[Stored dataset items]
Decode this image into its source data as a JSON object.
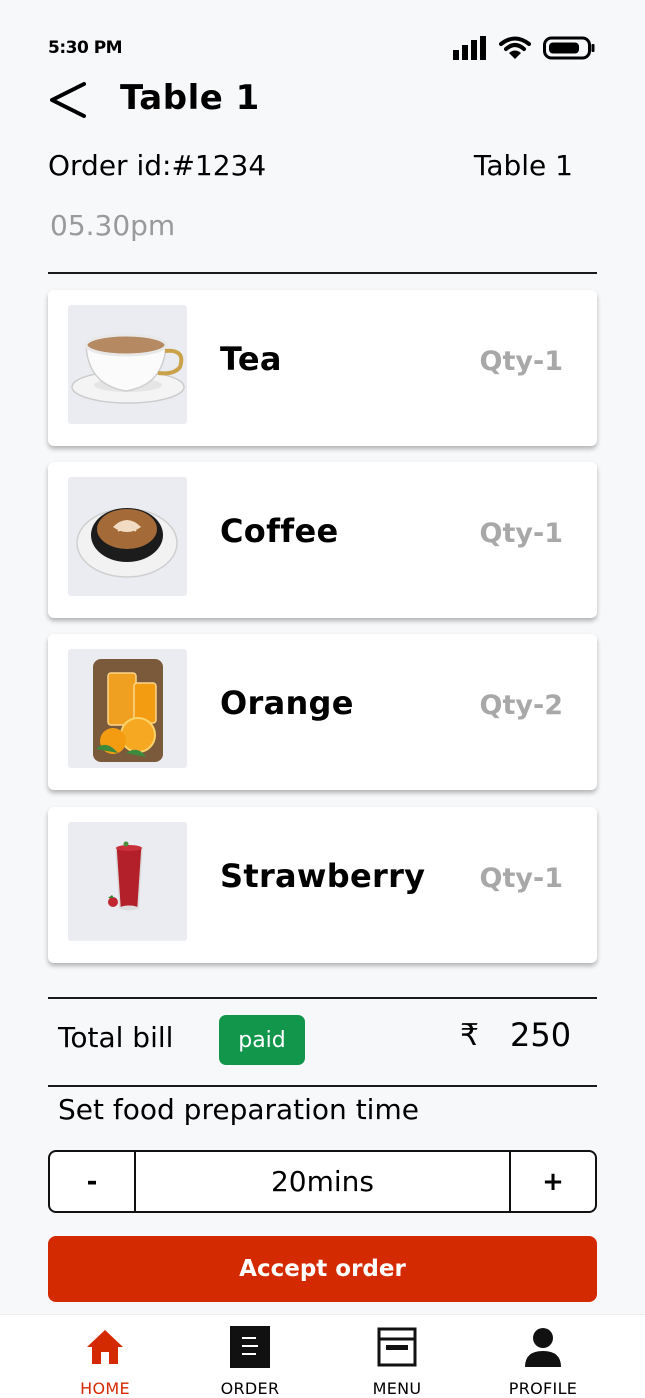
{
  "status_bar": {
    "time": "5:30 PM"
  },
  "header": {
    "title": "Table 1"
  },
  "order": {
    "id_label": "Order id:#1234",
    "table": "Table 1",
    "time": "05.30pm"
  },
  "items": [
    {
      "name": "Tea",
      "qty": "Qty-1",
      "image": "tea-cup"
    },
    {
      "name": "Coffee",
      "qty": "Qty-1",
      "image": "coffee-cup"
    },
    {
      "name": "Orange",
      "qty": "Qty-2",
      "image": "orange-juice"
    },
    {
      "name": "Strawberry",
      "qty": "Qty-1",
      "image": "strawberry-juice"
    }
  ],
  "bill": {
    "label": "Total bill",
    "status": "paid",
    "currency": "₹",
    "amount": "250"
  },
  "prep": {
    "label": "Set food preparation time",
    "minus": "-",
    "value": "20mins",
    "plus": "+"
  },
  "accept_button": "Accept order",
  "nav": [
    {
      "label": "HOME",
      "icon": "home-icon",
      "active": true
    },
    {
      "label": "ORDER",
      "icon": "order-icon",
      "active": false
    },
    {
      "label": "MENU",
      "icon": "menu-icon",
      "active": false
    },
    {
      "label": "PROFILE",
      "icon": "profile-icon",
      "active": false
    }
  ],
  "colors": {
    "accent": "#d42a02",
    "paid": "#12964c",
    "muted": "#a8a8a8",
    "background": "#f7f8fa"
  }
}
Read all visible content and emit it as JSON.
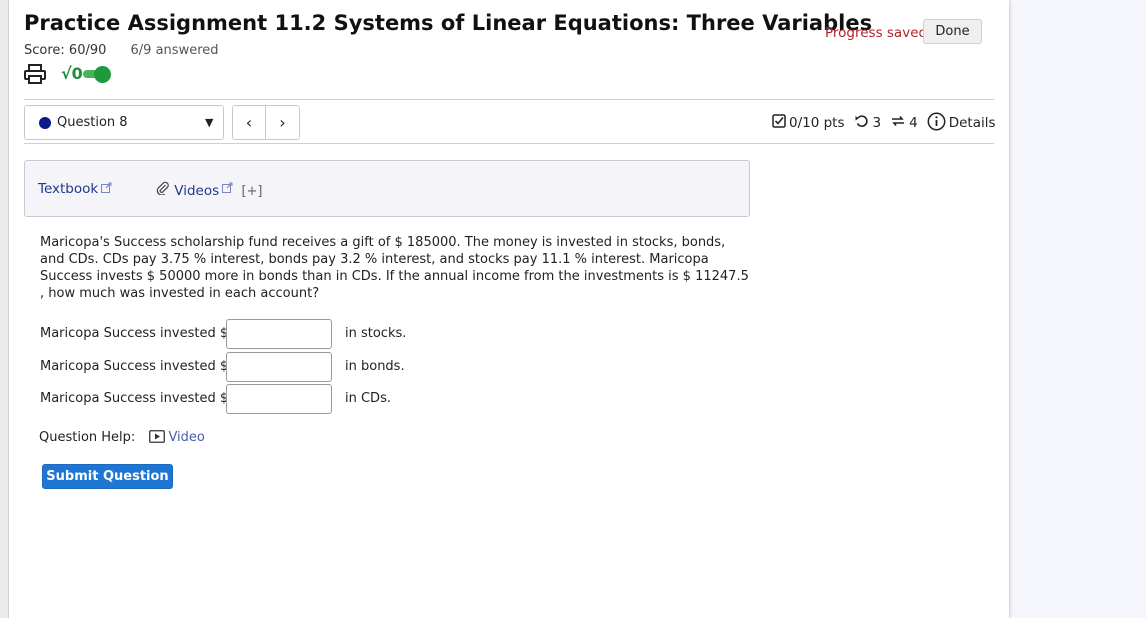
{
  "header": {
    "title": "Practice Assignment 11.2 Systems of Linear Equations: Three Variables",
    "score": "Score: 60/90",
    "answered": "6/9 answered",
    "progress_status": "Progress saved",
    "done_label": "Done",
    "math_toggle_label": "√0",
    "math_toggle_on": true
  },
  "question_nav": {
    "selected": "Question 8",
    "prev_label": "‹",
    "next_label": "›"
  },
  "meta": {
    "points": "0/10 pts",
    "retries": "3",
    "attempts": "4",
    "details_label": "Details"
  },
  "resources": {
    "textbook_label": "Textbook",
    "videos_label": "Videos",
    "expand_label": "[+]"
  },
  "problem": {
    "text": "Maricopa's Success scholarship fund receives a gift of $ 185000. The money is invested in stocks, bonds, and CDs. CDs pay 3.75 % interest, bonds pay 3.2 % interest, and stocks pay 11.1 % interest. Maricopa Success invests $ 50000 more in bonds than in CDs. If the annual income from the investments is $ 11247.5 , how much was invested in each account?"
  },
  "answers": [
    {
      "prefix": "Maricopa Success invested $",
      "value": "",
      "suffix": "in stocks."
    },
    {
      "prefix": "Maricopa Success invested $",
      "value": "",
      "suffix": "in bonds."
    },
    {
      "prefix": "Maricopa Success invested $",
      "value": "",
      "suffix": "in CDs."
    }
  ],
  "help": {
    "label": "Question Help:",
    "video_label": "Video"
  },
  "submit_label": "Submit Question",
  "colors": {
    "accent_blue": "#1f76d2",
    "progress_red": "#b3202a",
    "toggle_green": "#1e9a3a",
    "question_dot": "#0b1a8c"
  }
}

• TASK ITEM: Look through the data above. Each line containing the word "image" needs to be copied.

• SOLUTION TO THIS PROBLEM:
Decode this image into its source data as a JSON object.
      "image": "tea-cup"
      "image": "coffee-cup"
      "image": "orange-juice"
      "image": "strawberry-juice"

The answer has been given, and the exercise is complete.